- The given money results in local industries being crowded out, due to an increasing dependence of the country on foreign aid.
- When a country realizes that a large portion of the budget is made up of foreign aid for their country, politicians and leader spend more time gaining foreign aid instead of actively managing the company.
- Foreign aid should be seen as a global partnership between the giver and the recipient.
- To increase the effectiveness, foreign bureaucracy needs to be de-layered. Giving must be made easier.
The problem with using trade as an mechanism for growth is that the majority of countries that need aid are agriculture based. However, most developed countries, such as Canada and the US, put up trade barriers preventing these countries from gaining access to the market. Therefore, poor countries can’t improve because they can’t sell their products abroad.
Norther countries need to learn how to trust one another and stop protectionism.
“Protection is never more crueler than when it’s removed”
“Western countries should focus more on giving opportunity, not aid.”
“Dependency isn’t development” – people need to learn how to do things on their own.
Western countries need to build trust amongst nations. How? By building trust with foreign communities in our own countries.
Q: How can the US justify giving out relief when 1 in 10 in the US are below the poverty line
A (from students): US welfare rules benefit the recipient. You get more benefits if you don’t work at all than by actualling working.
A: North America is in a strong trend to “Designing out” poverty – moving poor people in one area and out of sight, so they don’t have to deal with it.
Q: Are we hypocritical for not giving aid if we see a homeless person outside.
- North America is no longer the leading profit nation

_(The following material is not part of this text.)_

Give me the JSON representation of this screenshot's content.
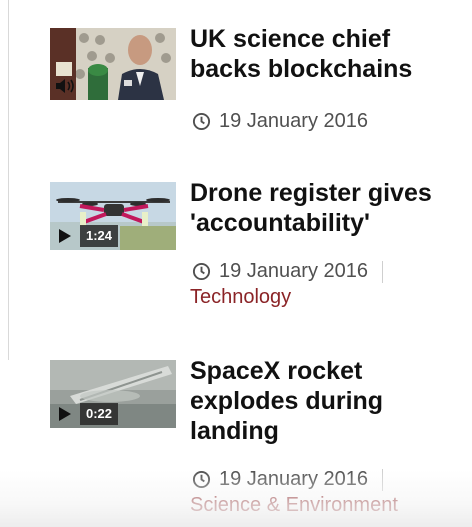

- North America is no longer productive.
Millenium Development Goals
The UN Millenium Development Goals, of which Canada is a signatory, is a global framework to reduce global poverty. We only have 9 years left to achieve those goals when they are due.
The best way to reduce terrorism is to establish a bsis of partnership based on Equality and Fairness
What is preventing us from moving forward?
What about the debt ubrden of the LDC’s
What about unfair trade practices?
“Foreign Aid will never work if it goes into a black hole”.
Dependency on US is a dangerous thing.